### Data for review
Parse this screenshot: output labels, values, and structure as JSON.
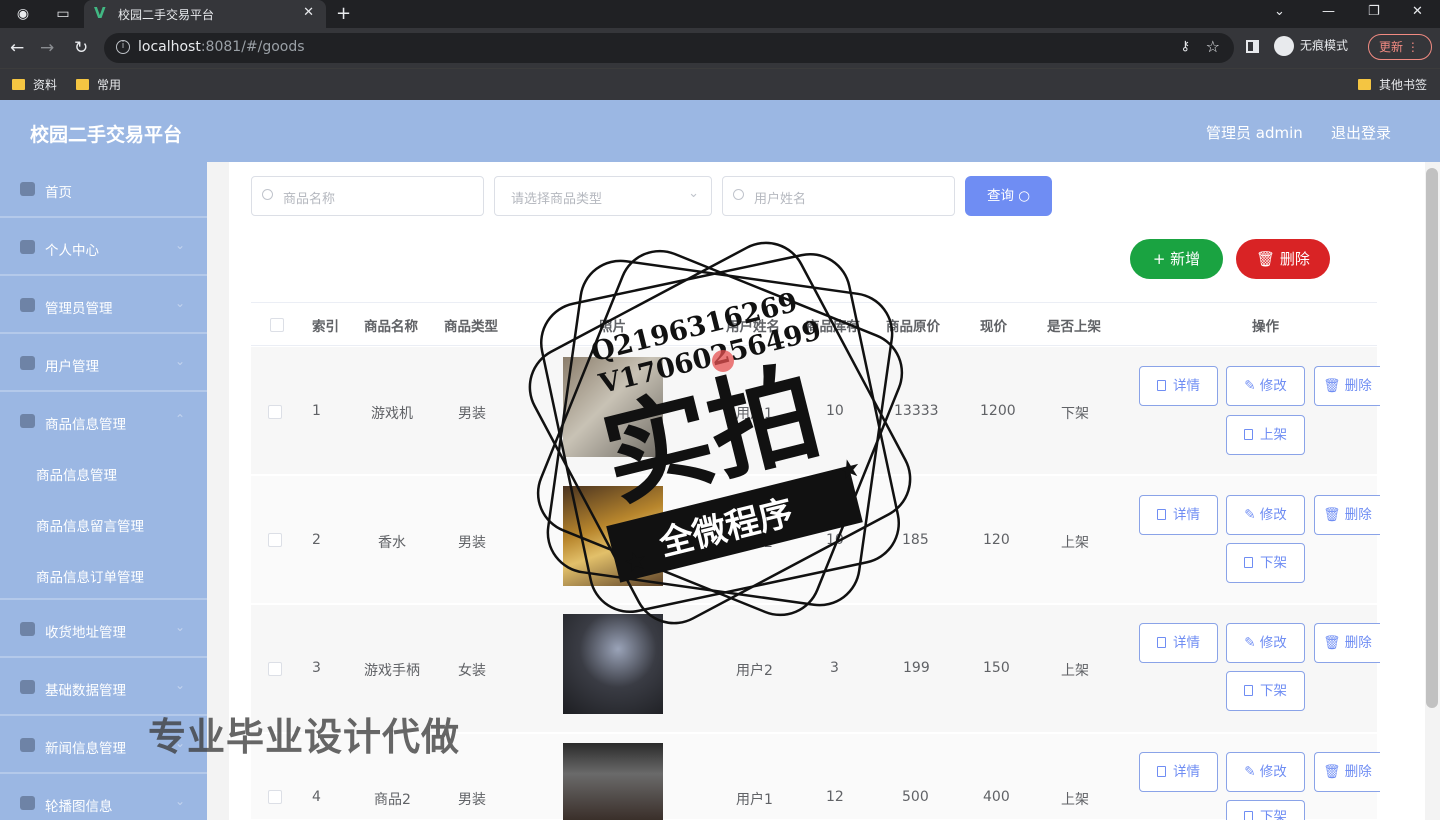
{
  "browser": {
    "tab_title": "校园二手交易平台",
    "url_host": "localhost",
    "url_rest": ":8081/#/goods",
    "incognito_label": "无痕模式",
    "update_label": "更新",
    "bookmarks": [
      "资料",
      "常用"
    ],
    "other_bookmarks": "其他书签"
  },
  "header": {
    "title": "校园二手交易平台",
    "admin": "管理员 admin",
    "logout": "退出登录"
  },
  "sidebar": {
    "items": [
      {
        "label": "首页"
      },
      {
        "label": "个人中心"
      },
      {
        "label": "管理员管理"
      },
      {
        "label": "用户管理"
      },
      {
        "label": "商品信息管理"
      },
      {
        "label": "收货地址管理"
      },
      {
        "label": "基础数据管理"
      },
      {
        "label": "新闻信息管理"
      },
      {
        "label": "轮播图信息"
      }
    ],
    "sub_items": [
      {
        "label": "商品信息管理"
      },
      {
        "label": "商品信息留言管理"
      },
      {
        "label": "商品信息订单管理"
      }
    ]
  },
  "search": {
    "name_placeholder": "商品名称",
    "type_placeholder": "请选择商品类型",
    "user_placeholder": "用户姓名",
    "query_label": "查询"
  },
  "actions": {
    "add_label": "+ 新增",
    "delete_label": "删除"
  },
  "table": {
    "headers": [
      "索引",
      "商品名称",
      "商品类型",
      "照片",
      "用户姓名",
      "商品库存",
      "商品原价",
      "现价",
      "是否上架",
      "操作"
    ],
    "rows": [
      {
        "index": "1",
        "name": "游戏机",
        "type": "男装",
        "user": "用户1",
        "stock": "10",
        "orig": "13333",
        "price": "1200",
        "status": "下架",
        "toggle": "上架"
      },
      {
        "index": "2",
        "name": "香水",
        "type": "男装",
        "user": "用户2",
        "stock": "10",
        "orig": "185",
        "price": "120",
        "status": "上架",
        "toggle": "下架"
      },
      {
        "index": "3",
        "name": "游戏手柄",
        "type": "女装",
        "user": "用户2",
        "stock": "3",
        "orig": "199",
        "price": "150",
        "status": "上架",
        "toggle": "下架"
      },
      {
        "index": "4",
        "name": "商品2",
        "type": "男装",
        "user": "用户1",
        "stock": "12",
        "orig": "500",
        "price": "400",
        "status": "上架",
        "toggle": "下架"
      }
    ],
    "op_labels": {
      "detail": "详情",
      "edit": "修改",
      "delete": "删除"
    }
  },
  "watermark": {
    "qq": "Q2196316269",
    "vx": "V17060256499",
    "big": "实拍",
    "ribbon": "全微程序",
    "bottom": "专业毕业设计代做"
  }
}
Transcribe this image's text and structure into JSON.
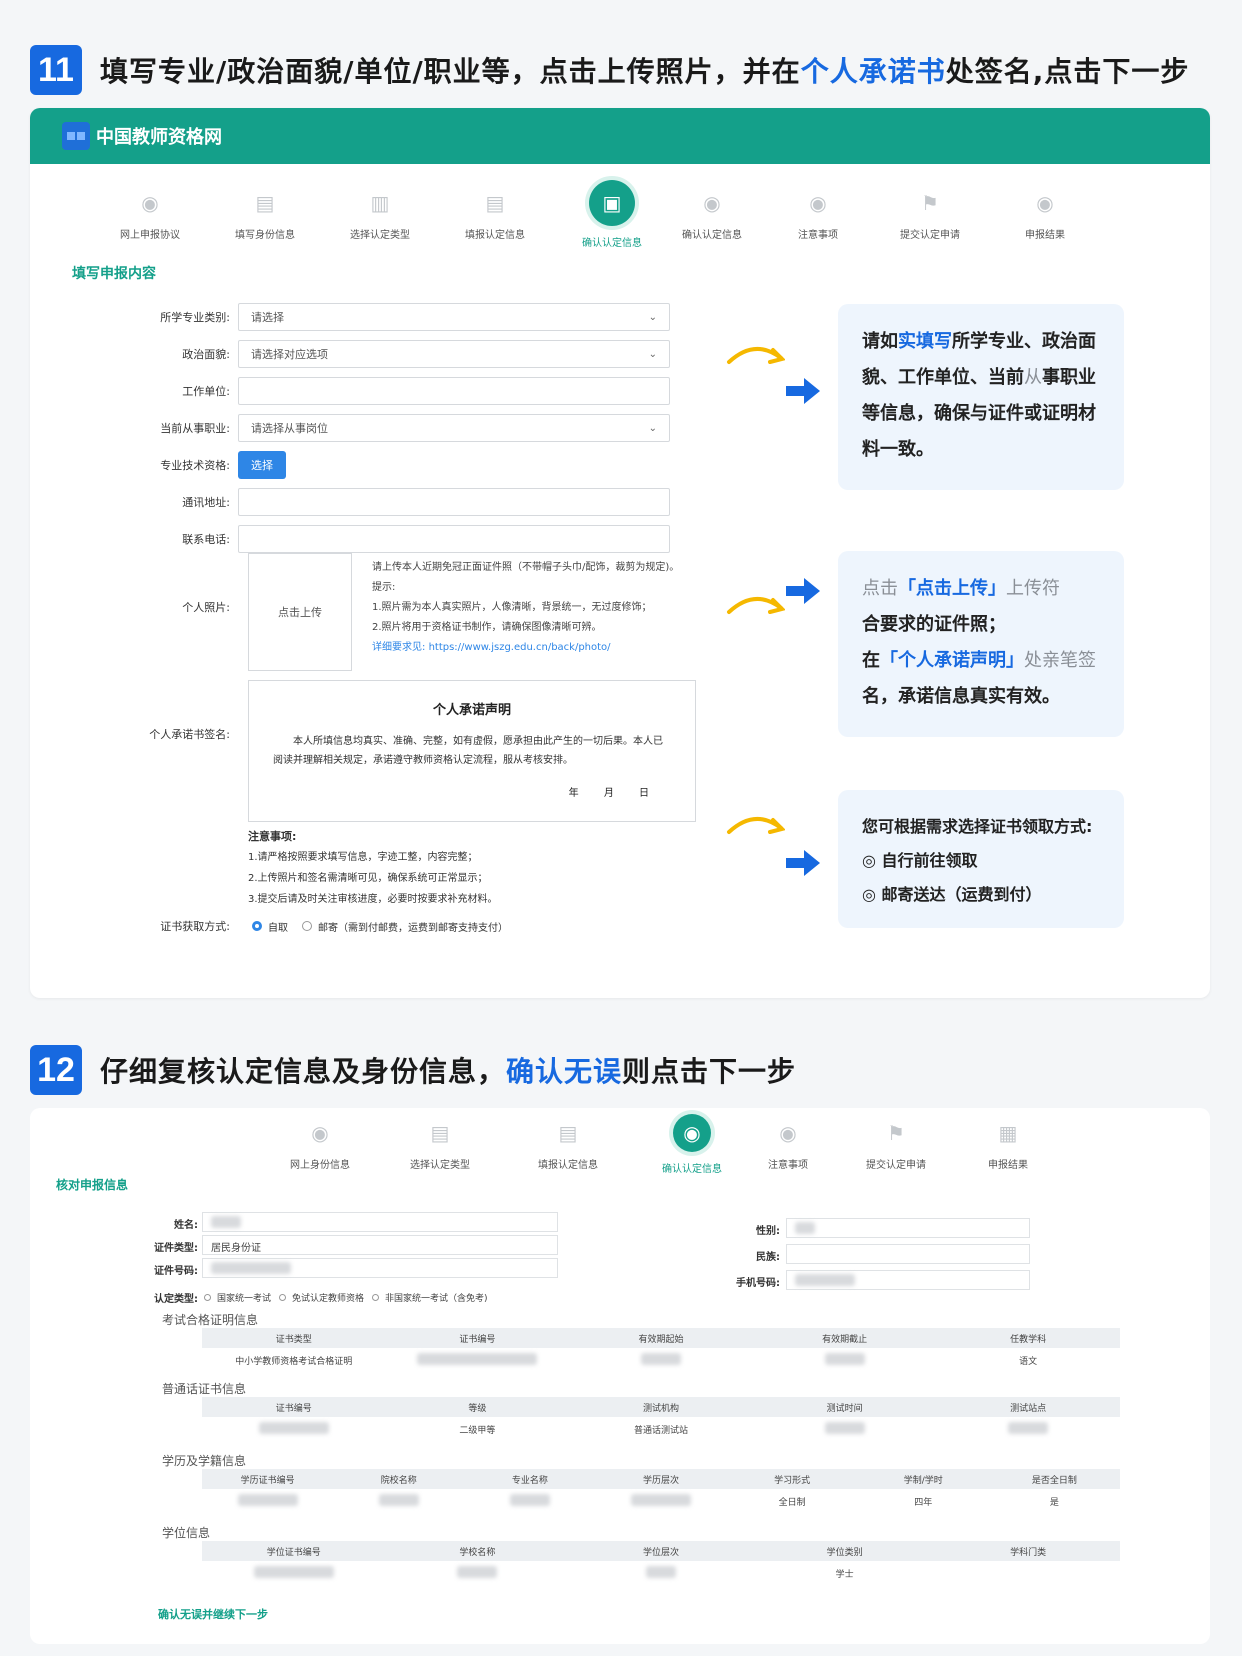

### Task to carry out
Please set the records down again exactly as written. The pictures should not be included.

### Reply to the task
Parse this screenshot: output labels, values, and structure as JSON.
{
  "browser": {
    "tab_title": "校园二手交易平台",
    "url_host": "localhost",
    "url_rest": ":8081/#/goods",
    "incognito_label": "无痕模式",
    "update_label": "更新",
    "bookmarks": [
      "资料",
      "常用"
    ],
    "other_bookmarks": "其他书签"
  },
  "header": {
    "title": "校园二手交易平台",
    "admin": "管理员 admin",
    "logout": "退出登录"
  },
  "sidebar": {
    "items": [
      {
        "label": "首页"
      },
      {
        "label": "个人中心"
      },
      {
        "label": "管理员管理"
      },
      {
        "label": "用户管理"
      },
      {
        "label": "商品信息管理"
      },
      {
        "label": "收货地址管理"
      },
      {
        "label": "基础数据管理"
      },
      {
        "label": "新闻信息管理"
      },
      {
        "label": "轮播图信息"
      }
    ],
    "sub_items": [
      {
        "label": "商品信息管理"
      },
      {
        "label": "商品信息留言管理"
      },
      {
        "label": "商品信息订单管理"
      }
    ]
  },
  "search": {
    "name_placeholder": "商品名称",
    "type_placeholder": "请选择商品类型",
    "user_placeholder": "用户姓名",
    "query_label": "查询"
  },
  "actions": {
    "add_label": "+ 新增",
    "delete_label": "删除"
  },
  "table": {
    "headers": [
      "索引",
      "商品名称",
      "商品类型",
      "照片",
      "用户姓名",
      "商品库存",
      "商品原价",
      "现价",
      "是否上架",
      "操作"
    ],
    "rows": [
      {
        "index": "1",
        "name": "游戏机",
        "type": "男装",
        "user": "用户1",
        "stock": "10",
        "orig": "13333",
        "price": "1200",
        "status": "下架",
        "toggle": "上架"
      },
      {
        "index": "2",
        "name": "香水",
        "type": "男装",
        "user": "用户2",
        "stock": "10",
        "orig": "185",
        "price": "120",
        "status": "上架",
        "toggle": "下架"
      },
      {
        "index": "3",
        "name": "游戏手柄",
        "type": "女装",
        "user": "用户2",
        "stock": "3",
        "orig": "199",
        "price": "150",
        "status": "上架",
        "toggle": "下架"
      },
      {
        "index": "4",
        "name": "商品2",
        "type": "男装",
        "user": "用户1",
        "stock": "12",
        "orig": "500",
        "price": "400",
        "status": "上架",
        "toggle": "下架"
      }
    ],
    "op_labels": {
      "detail": "详情",
      "edit": "修改",
      "delete": "删除"
    }
  },
  "watermark": {
    "qq": "Q2196316269",
    "vx": "V17060256499",
    "big": "实拍",
    "ribbon": "全微程序",
    "bottom": "专业毕业设计代做"
  }
}
Transcribe this image's text and structure into JSON.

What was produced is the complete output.